Back then, the concept of shooting in manual meant not using the camera’s rather simple light meter – a far cry from what that means today in our digital camera world of auto everything. I am glad that I had to learn the basics of photography by using a non-automated camera. Film was (and still is) expensive, from purchasing the roll to developing and printing it. Even if you developed your own black and white photos (which is a very cool, rewarding way to spend a few hours), the cost was not insignificant – enlargers, chemicals, paper, and accessories. It was financially advantageous to remember that taking a picture was a process. A by-product of that understanding of process is emotional and mental focus.

Today I use a digital, mirrorless camera, an Olympus OM-D E-M1, and depending on the situation I shoot in manual mode. Most of the time I set the mode dial to aperture priority, sometimes manually focusing, or changing the light compensation value, or the f value. Even with all of the sophistication of this camera, I still have to take my time and remember the steps needed to take a good picture – how much light is available, how much depth of field do I want, what lens am I using, what shutter speed do I want, why take the picture, and how do I want to visualize the final image. A terrific mindful activity. When I am taking a picture, I can not be thinking of anything else. Time slows down.

I still read a lot and the Web has been invaluable for me. One site that I visit a lot is The Online Photographer, edited by Mike Johnston. Mike had a request the other day for readers to send in a picture of a new camera, and for those who did not have a new camera, to send in one of their oldest cameras. I no longer have the Instamatic or the Sensorex. I went looking for my oldest.

Yashica FX-D with ML 50mm 1.7 lens, ©2016 RAR

This was my birthday present when I was 30. It was THE camera from the ’80’s to the early 2000’s for me. I used it so much, I wore the pleather cover off of it. Now it has this interesting canvas look. It never let me down.

I took this earlier today. I like the lens so much that I still use it on my E-M1, manually focusing it. Some of the pictures on this site were taken with this lens.

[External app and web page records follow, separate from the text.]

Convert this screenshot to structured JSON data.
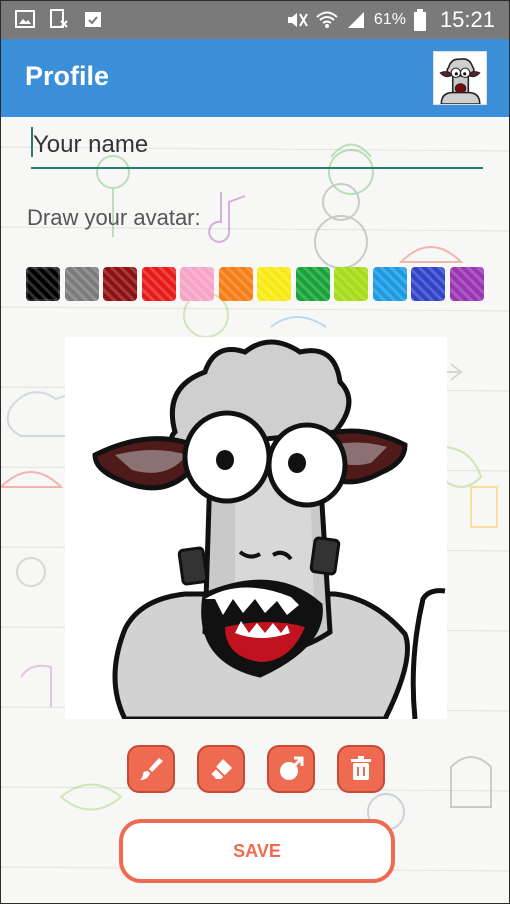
{
  "status_bar": {
    "battery": "61%",
    "time": "15:21"
  },
  "app_bar": {
    "title": "Profile"
  },
  "form": {
    "name_placeholder": "Your name",
    "name_value": "",
    "draw_label": "Draw your avatar:"
  },
  "palette": {
    "colors": [
      "#000000",
      "#7b7b7b",
      "#8e1010",
      "#e81a1a",
      "#f6a3c7",
      "#f77e17",
      "#f8ea11",
      "#18a339",
      "#a6dc16",
      "#1b9be2",
      "#3144c8",
      "#9a36b4"
    ],
    "selected_index": 0
  },
  "tools": [
    "brush-icon",
    "eraser-icon",
    "image-import-icon",
    "trash-icon"
  ],
  "save_label": "SAVE",
  "colors": {
    "primary": "#3b8fd9",
    "accent": "#ee6a50",
    "input_line": "#2a7a74"
  }
}
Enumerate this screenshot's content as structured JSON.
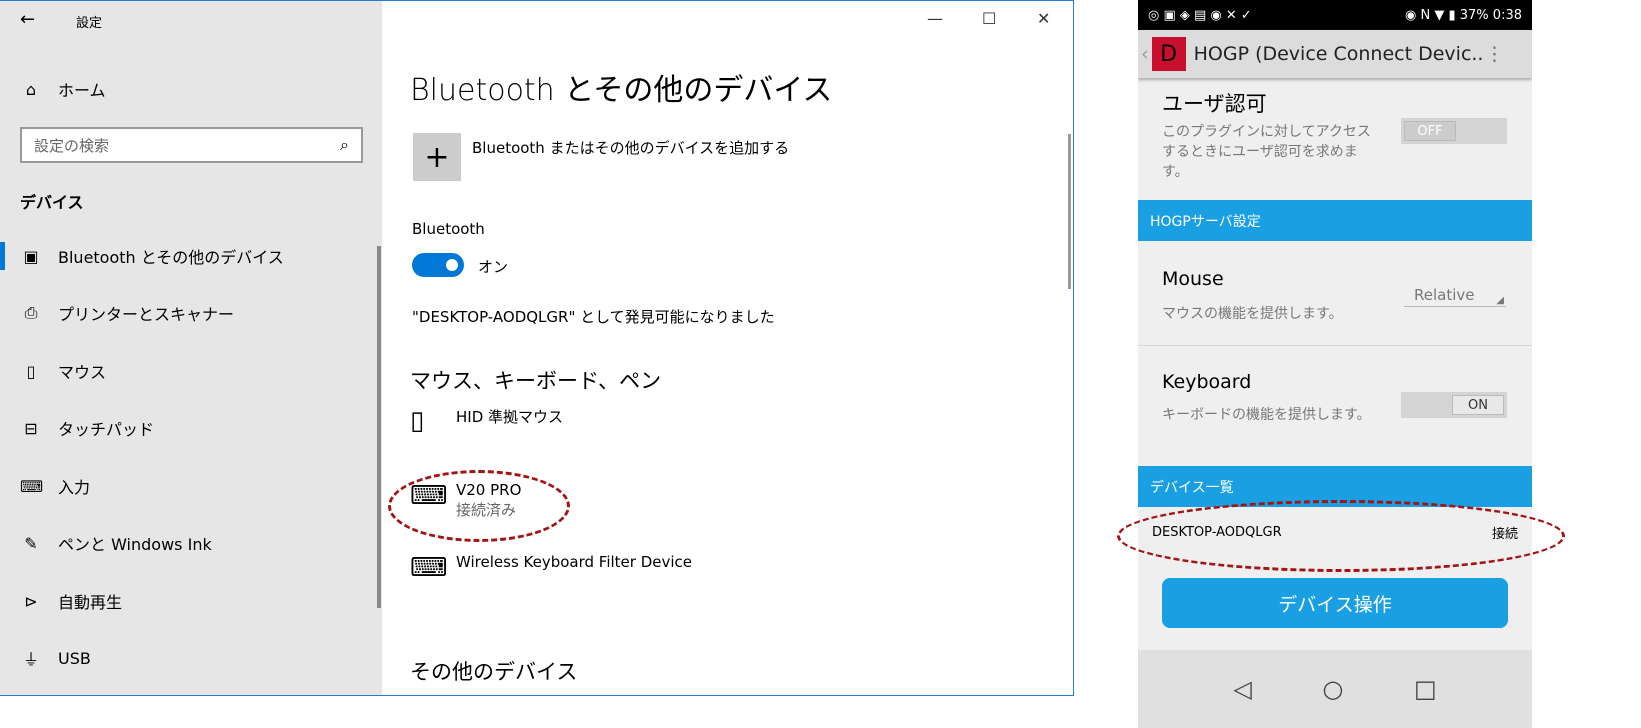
{
  "window": {
    "title": "設定",
    "back_icon": "←",
    "min": "—",
    "max": "☐",
    "close": "✕"
  },
  "sidebar": {
    "home": "ホーム",
    "search_placeholder": "設定の検索",
    "section": "デバイス",
    "items": [
      {
        "label": "Bluetooth とその他のデバイス",
        "icon": "bluetooth-devices"
      },
      {
        "label": "プリンターとスキャナー",
        "icon": "printer"
      },
      {
        "label": "マウス",
        "icon": "mouse"
      },
      {
        "label": "タッチパッド",
        "icon": "touchpad"
      },
      {
        "label": "入力",
        "icon": "keyboard"
      },
      {
        "label": "ペンと Windows Ink",
        "icon": "pen"
      },
      {
        "label": "自動再生",
        "icon": "autoplay"
      },
      {
        "label": "USB",
        "icon": "usb"
      }
    ]
  },
  "main": {
    "title": "Bluetooth とその他のデバイス",
    "add_label": "Bluetooth またはその他のデバイスを追加する",
    "bt_label": "Bluetooth",
    "bt_state": "オン",
    "discoverable": "\"DESKTOP-AODQLGR\" として発見可能になりました",
    "section1": "マウス、キーボード、ペン",
    "devices": [
      {
        "name": "HID 準拠マウス",
        "status": ""
      },
      {
        "name": "V20 PRO",
        "status": "接続済み"
      },
      {
        "name": "Wireless Keyboard Filter Device",
        "status": ""
      }
    ],
    "section2": "その他のデバイス"
  },
  "phone": {
    "battery": "37%",
    "time": "0:38",
    "app_title": "HOGP (Device Connect Devic..",
    "auth_title": "ユーザ認可",
    "auth_desc": "このプラグインに対してアクセスするときにユーザ認可を求めます。",
    "off": "OFF",
    "server_header": "HOGPサーバ設定",
    "mouse_title": "Mouse",
    "mouse_desc": "マウスの機能を提供します。",
    "mouse_mode": "Relative",
    "kb_title": "Keyboard",
    "kb_desc": "キーボードの機能を提供します。",
    "on": "ON",
    "list_header": "デバイス一覧",
    "device_name": "DESKTOP-AODQLGR",
    "device_action": "接続",
    "op_button": "デバイス操作"
  },
  "colors": {
    "accent": "#0078d7",
    "phone_blue": "#1aa0e2",
    "annotation": "#a31515"
  }
}
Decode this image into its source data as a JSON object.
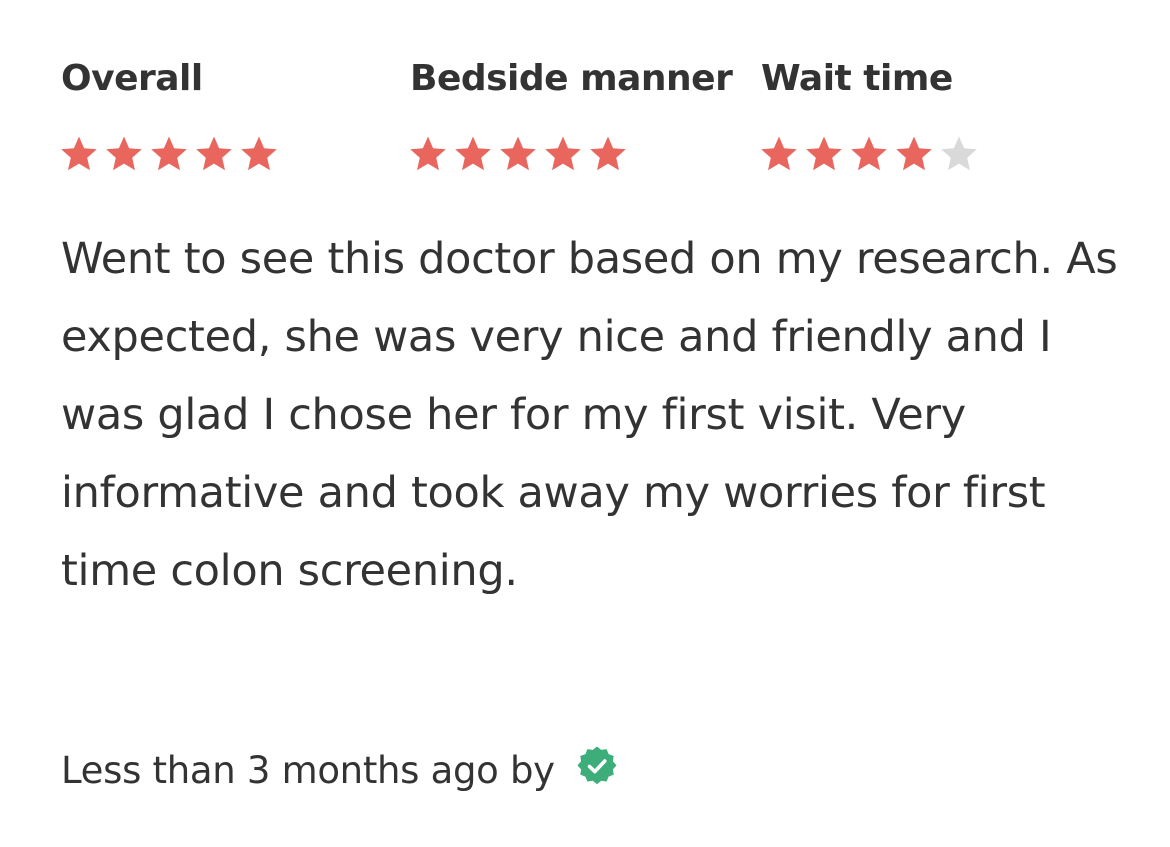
{
  "colors": {
    "star_filled": "#E8665E",
    "star_empty": "#D9D9D9",
    "verified": "#3DAE7A",
    "text": "#333333"
  },
  "ratings": [
    {
      "label": "Overall",
      "stars": 5,
      "max": 5
    },
    {
      "label": "Bedside manner",
      "stars": 5,
      "max": 5
    },
    {
      "label": "Wait time",
      "stars": 4,
      "max": 5
    }
  ],
  "review": {
    "text": "Went to see this doctor based on my research. As expected, she was very nice and friendly and I was glad I chose her for my first visit. Very informative and took away my worries for first time colon screening.",
    "meta": "Less than 3 months ago by",
    "verified_icon": "verified-badge-icon"
  }
}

I am glad Mike made the request because it reminded me of the great times I had using this camera, all of the practice, and all of the prints. It was good visiting with an old friend, reminding myself about the importance of process, and reminiscing.